September 21, 2018
Authored by: Christy Phanthavong
When an employee goes out on continuous (not intermittent) leave under the Family and Medical Leave Act (or analogous state law), the employer must decide whether to turn off the employee’s email access during the leave. If the employer has a standard practice that applies to other comparable leaves of absence, then the employer should follow that practice for FMLA leave as well. But if the employer has no existing practice, what practice should it adopt?

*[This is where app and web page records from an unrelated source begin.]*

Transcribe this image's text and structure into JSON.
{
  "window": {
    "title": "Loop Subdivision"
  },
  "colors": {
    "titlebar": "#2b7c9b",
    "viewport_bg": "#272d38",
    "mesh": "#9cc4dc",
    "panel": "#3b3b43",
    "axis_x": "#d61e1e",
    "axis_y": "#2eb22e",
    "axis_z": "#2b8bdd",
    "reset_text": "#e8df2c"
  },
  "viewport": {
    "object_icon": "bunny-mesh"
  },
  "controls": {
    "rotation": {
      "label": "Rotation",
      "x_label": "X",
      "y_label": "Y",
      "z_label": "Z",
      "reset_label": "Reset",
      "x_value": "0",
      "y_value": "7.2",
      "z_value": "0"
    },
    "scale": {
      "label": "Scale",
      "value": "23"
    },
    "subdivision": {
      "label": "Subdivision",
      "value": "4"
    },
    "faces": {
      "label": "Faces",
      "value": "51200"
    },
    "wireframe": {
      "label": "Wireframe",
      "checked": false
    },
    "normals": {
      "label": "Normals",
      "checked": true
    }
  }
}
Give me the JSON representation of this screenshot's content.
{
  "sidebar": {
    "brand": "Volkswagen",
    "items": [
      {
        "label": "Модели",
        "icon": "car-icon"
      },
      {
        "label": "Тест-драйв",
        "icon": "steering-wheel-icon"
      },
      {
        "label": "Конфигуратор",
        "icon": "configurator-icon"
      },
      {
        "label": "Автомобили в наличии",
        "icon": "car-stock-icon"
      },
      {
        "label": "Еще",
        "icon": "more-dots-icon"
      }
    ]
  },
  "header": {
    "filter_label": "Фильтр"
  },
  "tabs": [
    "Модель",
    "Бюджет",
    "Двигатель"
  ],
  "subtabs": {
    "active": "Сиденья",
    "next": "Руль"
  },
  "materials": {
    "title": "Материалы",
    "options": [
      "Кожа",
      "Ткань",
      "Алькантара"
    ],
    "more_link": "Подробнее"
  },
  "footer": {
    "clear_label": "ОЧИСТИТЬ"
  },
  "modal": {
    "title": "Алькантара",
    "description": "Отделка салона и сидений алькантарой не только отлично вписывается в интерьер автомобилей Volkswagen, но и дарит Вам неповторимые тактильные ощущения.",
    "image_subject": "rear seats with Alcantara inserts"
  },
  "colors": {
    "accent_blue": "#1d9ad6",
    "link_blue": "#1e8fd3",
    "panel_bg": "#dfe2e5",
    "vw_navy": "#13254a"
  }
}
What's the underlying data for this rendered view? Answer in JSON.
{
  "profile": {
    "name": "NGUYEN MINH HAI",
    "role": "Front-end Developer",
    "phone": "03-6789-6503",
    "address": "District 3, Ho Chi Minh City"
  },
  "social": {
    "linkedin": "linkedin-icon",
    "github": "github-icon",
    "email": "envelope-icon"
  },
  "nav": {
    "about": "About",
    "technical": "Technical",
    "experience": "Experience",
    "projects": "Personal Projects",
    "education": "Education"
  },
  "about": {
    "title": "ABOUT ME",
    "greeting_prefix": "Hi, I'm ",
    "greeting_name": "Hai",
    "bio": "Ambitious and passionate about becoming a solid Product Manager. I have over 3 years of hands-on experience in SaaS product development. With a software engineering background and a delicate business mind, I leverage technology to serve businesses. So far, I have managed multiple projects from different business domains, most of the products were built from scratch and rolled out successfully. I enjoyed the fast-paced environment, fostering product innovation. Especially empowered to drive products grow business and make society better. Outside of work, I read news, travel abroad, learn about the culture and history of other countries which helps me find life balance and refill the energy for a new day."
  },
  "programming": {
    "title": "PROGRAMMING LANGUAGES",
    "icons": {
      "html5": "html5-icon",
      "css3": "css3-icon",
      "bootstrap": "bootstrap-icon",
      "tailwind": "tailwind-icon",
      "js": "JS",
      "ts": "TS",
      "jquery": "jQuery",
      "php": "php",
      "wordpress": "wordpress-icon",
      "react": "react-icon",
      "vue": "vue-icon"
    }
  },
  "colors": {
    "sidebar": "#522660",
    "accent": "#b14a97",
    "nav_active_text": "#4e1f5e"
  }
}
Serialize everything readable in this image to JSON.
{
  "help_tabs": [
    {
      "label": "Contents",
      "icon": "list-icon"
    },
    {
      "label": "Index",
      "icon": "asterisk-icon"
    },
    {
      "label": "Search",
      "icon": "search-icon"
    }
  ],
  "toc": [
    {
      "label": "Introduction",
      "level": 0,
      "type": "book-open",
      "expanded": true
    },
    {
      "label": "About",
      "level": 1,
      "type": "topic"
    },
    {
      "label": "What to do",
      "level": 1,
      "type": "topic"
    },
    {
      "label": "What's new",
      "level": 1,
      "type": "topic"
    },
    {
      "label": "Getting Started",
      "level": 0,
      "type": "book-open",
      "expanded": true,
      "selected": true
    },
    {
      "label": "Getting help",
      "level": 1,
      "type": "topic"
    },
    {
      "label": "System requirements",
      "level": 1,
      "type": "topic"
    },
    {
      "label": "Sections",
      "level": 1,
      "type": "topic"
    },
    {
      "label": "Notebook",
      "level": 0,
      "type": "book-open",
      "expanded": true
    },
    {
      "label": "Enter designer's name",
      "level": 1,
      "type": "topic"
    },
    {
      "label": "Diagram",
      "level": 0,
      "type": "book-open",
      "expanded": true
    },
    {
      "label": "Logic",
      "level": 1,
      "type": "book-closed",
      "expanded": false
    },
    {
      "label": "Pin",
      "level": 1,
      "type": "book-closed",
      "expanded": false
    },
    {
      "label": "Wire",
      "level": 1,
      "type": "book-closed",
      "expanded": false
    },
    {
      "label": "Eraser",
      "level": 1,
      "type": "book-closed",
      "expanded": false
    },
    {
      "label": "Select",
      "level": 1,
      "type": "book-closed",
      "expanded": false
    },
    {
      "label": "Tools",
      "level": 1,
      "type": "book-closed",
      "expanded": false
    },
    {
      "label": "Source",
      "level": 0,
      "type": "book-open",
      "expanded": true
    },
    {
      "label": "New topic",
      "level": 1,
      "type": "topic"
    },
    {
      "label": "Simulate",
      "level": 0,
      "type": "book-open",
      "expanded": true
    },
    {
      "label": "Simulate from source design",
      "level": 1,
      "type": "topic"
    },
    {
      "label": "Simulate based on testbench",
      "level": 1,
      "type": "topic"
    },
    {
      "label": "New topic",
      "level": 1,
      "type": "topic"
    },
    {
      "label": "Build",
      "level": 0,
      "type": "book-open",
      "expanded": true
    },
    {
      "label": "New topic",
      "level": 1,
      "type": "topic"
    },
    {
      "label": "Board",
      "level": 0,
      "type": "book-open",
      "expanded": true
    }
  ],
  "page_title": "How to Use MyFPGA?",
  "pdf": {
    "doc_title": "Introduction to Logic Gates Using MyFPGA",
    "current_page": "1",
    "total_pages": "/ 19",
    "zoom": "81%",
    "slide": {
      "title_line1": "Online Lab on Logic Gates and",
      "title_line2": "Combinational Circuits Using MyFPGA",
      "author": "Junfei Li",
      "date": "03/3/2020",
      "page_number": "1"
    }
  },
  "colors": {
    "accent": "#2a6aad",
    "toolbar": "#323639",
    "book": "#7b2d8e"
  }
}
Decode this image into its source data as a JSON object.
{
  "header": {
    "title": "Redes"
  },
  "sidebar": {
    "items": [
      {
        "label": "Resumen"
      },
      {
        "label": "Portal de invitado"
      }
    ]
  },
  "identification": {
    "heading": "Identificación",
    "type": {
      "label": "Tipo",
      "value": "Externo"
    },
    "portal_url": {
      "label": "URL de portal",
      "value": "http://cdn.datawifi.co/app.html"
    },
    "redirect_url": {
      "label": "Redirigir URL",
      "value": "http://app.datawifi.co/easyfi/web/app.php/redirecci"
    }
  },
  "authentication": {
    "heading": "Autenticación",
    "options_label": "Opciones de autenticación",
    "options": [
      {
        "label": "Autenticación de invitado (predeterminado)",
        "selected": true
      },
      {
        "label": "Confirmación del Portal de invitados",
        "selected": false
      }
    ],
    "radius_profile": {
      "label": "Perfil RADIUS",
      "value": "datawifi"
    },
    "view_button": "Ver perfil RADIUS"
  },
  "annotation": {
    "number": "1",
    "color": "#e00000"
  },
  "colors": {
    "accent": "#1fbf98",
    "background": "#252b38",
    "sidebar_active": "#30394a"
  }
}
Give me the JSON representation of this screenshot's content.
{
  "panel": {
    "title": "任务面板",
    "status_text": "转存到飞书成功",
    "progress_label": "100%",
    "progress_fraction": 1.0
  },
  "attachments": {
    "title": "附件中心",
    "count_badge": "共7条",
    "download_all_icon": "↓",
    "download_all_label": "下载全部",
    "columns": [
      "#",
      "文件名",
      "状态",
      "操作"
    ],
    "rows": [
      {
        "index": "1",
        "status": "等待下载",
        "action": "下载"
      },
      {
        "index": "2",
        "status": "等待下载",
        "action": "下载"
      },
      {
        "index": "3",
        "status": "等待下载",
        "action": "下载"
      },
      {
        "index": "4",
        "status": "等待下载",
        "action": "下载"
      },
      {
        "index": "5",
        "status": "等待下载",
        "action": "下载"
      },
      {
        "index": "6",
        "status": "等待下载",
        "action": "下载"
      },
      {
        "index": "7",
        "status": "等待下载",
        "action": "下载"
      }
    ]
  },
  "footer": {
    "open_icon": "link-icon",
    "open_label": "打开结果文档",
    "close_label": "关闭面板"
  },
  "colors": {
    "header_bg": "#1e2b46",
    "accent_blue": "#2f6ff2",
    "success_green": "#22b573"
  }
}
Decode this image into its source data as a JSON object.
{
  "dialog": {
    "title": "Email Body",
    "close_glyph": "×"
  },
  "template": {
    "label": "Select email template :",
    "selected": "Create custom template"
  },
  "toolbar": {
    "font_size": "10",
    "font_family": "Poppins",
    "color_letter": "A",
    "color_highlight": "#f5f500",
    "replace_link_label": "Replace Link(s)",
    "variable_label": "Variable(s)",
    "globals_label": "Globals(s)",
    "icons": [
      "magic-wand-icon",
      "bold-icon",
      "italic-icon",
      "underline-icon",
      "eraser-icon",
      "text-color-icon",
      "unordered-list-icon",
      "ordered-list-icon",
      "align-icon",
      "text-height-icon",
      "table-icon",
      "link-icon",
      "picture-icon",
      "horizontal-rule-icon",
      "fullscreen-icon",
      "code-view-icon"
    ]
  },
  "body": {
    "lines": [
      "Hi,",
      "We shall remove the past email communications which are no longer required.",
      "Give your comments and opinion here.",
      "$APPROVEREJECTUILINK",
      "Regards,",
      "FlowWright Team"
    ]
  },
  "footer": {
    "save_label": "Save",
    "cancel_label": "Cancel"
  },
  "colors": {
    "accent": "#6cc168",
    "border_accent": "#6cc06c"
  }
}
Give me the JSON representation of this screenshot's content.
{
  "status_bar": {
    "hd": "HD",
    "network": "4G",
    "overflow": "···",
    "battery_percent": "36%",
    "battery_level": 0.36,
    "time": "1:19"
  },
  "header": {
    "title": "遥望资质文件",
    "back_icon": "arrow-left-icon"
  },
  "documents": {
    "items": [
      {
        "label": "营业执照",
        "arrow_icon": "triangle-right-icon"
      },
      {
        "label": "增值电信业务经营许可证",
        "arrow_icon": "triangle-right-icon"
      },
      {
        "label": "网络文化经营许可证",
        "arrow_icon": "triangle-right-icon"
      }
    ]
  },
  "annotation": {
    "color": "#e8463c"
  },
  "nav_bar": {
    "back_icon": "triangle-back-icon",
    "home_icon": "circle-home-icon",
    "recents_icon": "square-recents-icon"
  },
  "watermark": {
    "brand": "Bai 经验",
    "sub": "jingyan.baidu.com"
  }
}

On the one hand, employees should not be expected to work while they are on FMLA leave and, generally, should not work. Turning off the email access demonstrates the employer’s seriousness about compliance with this principle, precludes a one-off supervisor ignoring this principle and asking the employee to do something, and prevents the employee from ignoring this expectation and instead doing work (and making a claim later that he or she is entitled to pay and/or should not have had certain hours counted against the employee’s FMLA entitlement).
On the other hand, employers are permitted to communicate with employees while they are on leave, and may even ask employees on occasion to help briefly with something (like providing a summary of the status of a matter, or letting the employer know who the contact is for a project, or where to find a file) without violating the FMLA. This is typically viewed as something akin to a professional courtesy and will not support an interference claim, so long as it does not cross the